Teen films were a dime a dozen this year. There wasn't a weekend that didn't have one released, it seemed. Some of them were very good (10 Things I Hate About You was the best of the bunch), but She's All That is the ultimate bottom of the barrel. The performances are horrid all around, particularly by Freddie Prinze Jr. who makes a bid for the worst actor of his generation. One scene, as he performs in front of an art-house crowd, is so bad that I almost got up and left the theater. Painfully, I sat through it, wincing at every dorky moment that fails to be even remotely funny. Truly bad filmmaking here. Directed by Robert Iscove (who's more successful on TV), the film looks terrible, and even includes the year's worst dance segment. I didn't think the film could get worse after the prom sequence, but it continually tops itself, ending with something that is supposed to make us swoon. I guess I missed it while heaving into my popcorn bag.
3 - S.L.C. Punk!
As a Utahn, this film was highly anticipated in my mind. After all, there is so much here in Salt Lake City that would make good material for comedians. Unfortunately, James Merendino, the writer/director of this mess, does nothing innovative with the material. His first mistake is placing the events in the 80s, a decade when Salt Lake City was hardly known. And that's just his first mistake. Then pile on every single bad joke made by Utahns about their own native state, and you have one of the year's worst films. The film is hard to even watch, with cinematography that is like a scratch on the retina. Only Matthew Lillard tries to do anything with the material, but even his performance is overshadowed by the horrible direction. There is almost nothing worse than a film that has a subject privy to so much ridicule, and then ruins it with cheap comic jokes that aren't funny. The only memorable moment is a scene that occurs in Wyoming as the residents try to figure out where these punks came from. Unfortunately, it is the only memorable moment in this utterly forgettable film.

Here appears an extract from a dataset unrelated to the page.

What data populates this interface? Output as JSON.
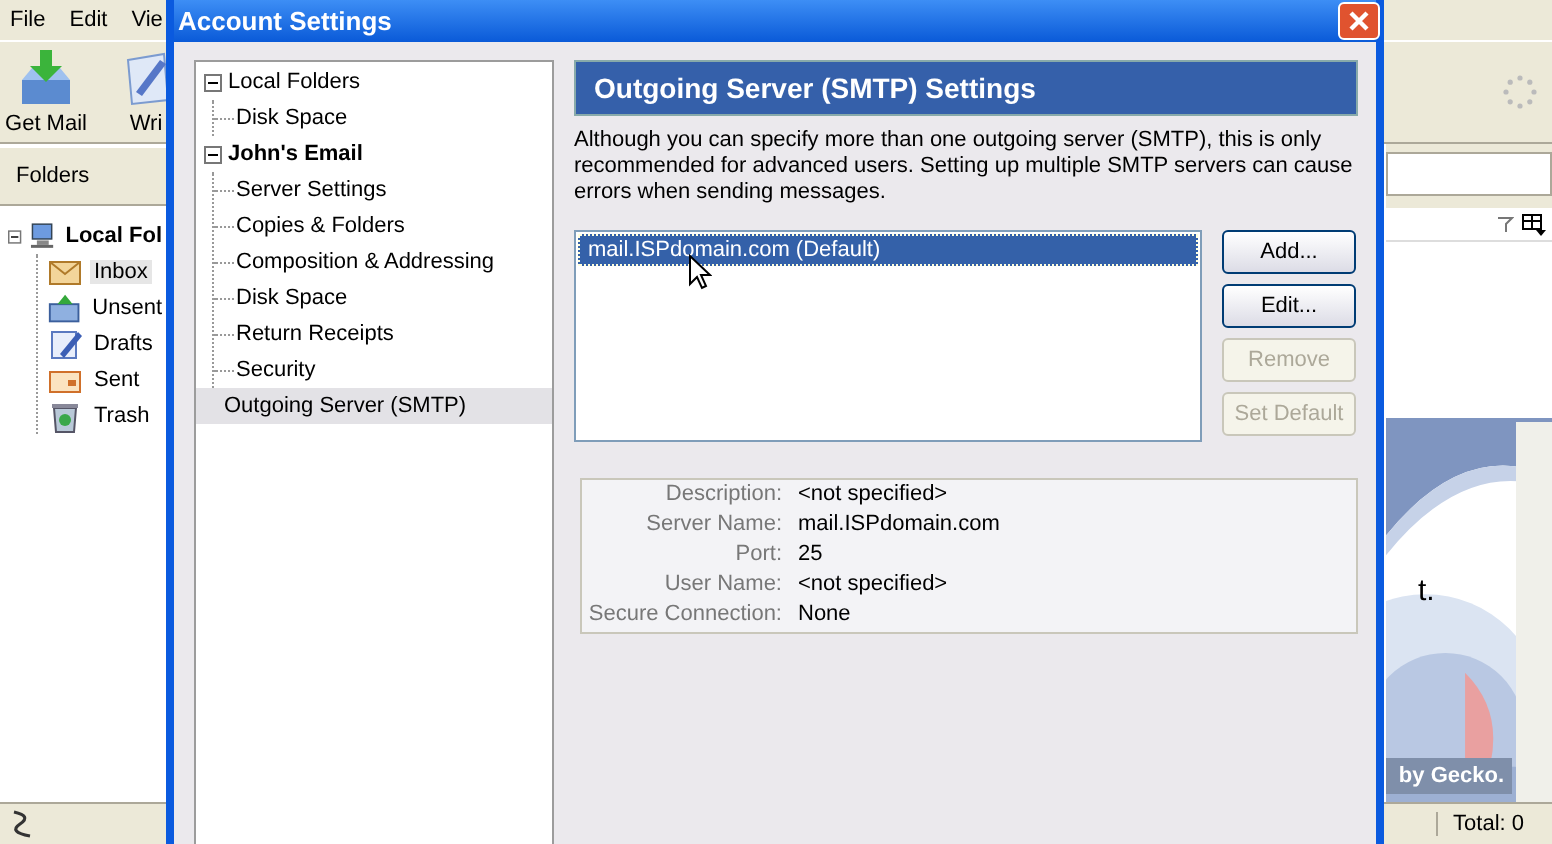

2 - The Mummy
I'll admit--I was biased going in to this film. The director, Stephen Sommers, produced 1998's Deep Rising which made my worst list of that respective year. But for the life of me, I didn't think he could outdo himself. He did, directing what is easily the year's worst action film. Technically, there really isn't anything bad here. The cinematography is nice, the special effects are decent, and the acting is okay. Why didn't it work? I'll tell you why: Sommers is a hack. There's no other word for him. Sommers took a horrific premise (mummy coming back to life) and turned it into a comedy. My God, what was he thinking? The film is not funny, it's not scary... what is it? I can't tell. It's a mess that needs to be destroyed immediately. It's a shame this was a box office success. Now I know I'll have to sit through another film by this guy. Could it get any worse? Let's hope not.
1 - Bicentennial Man

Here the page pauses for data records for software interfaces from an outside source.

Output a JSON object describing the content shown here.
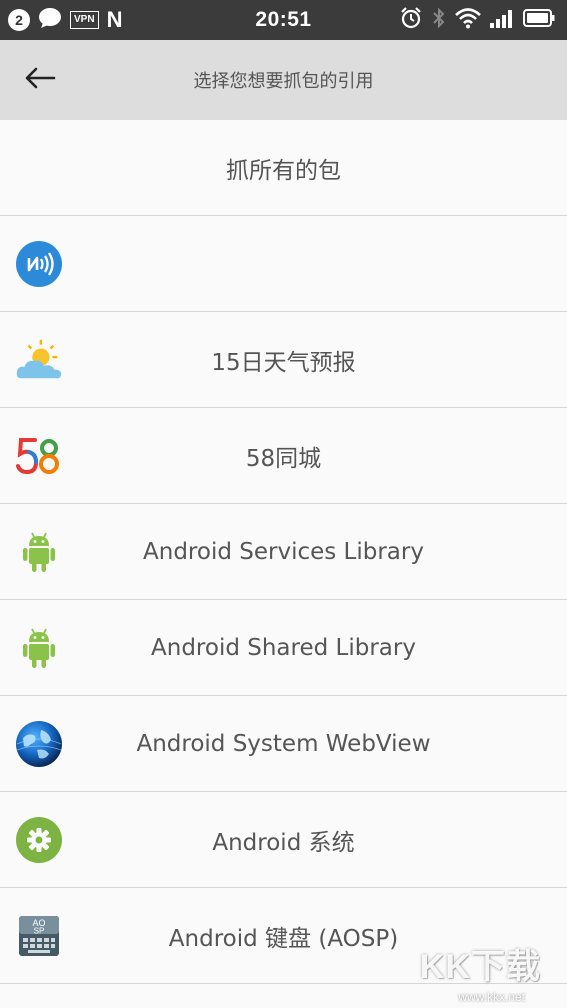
{
  "status_bar": {
    "notification_count": "2",
    "vpn_label": "VPN",
    "n_label": "N",
    "time": "20:51"
  },
  "app_bar": {
    "title": "选择您想要抓包的引用",
    "back_icon": "arrow-left-icon"
  },
  "list": {
    "items": [
      {
        "label": "抓所有的包",
        "icon": ""
      },
      {
        "label": "",
        "icon": "nfc-icon"
      },
      {
        "label": "15日天气预报",
        "icon": "weather-icon"
      },
      {
        "label": "58同城",
        "icon": "58-logo-icon"
      },
      {
        "label": "Android Services Library",
        "icon": "android-icon"
      },
      {
        "label": "Android Shared Library",
        "icon": "android-icon"
      },
      {
        "label": "Android System WebView",
        "icon": "globe-icon"
      },
      {
        "label": "Android 系统",
        "icon": "gear-icon"
      },
      {
        "label": "Android 键盘 (AOSP)",
        "icon": "keyboard-icon"
      }
    ]
  },
  "colors": {
    "status_bar_bg": "#3b3b3b",
    "app_bar_bg": "#dddddd",
    "list_bg": "#fafafa",
    "android_green": "#8bc34a"
  },
  "watermark": {
    "big": "KK下载",
    "small": "www.kkx.net"
  }
}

The only film this year I awarded Zero Stars to. In fact, it's the first film I've given that rating to since 1996's William Shakespeare's Romeo + Juliet. This is the epitome of bad moviemaking. Big, massive budgets, talented actors, great themes. All are absolutely wasted. There is not one single noteworthy thing here. Robin Williams is quickly turning into one of the worst actors around, not just here, but also with Patch Adams, Jakob the Liar, Flubber... the list goes on. The film oozes sentimentality, but it's so forced and cheap that you can almost feel the filmmakers reaching out of the screen and poking you with a sharp stick until you cry. This is the only film I've ever sat through that I actually got physically ill watching. Maybe if I had some Pepto, I might be a little more lenient. Bicentennial Man is Hollywood at its very worst. Director Chris Columbus needs to be dragged out into the streets and shot for this abomination. The film spans 200 years in the life of the main character, and I can't recall another film that actually felt that long. It's boring, it's monotonous, it's overpowering. It is easily the year's worst film. May the Lord wipe this film from the memory of anyone who sees it. I know I'm sorry I did.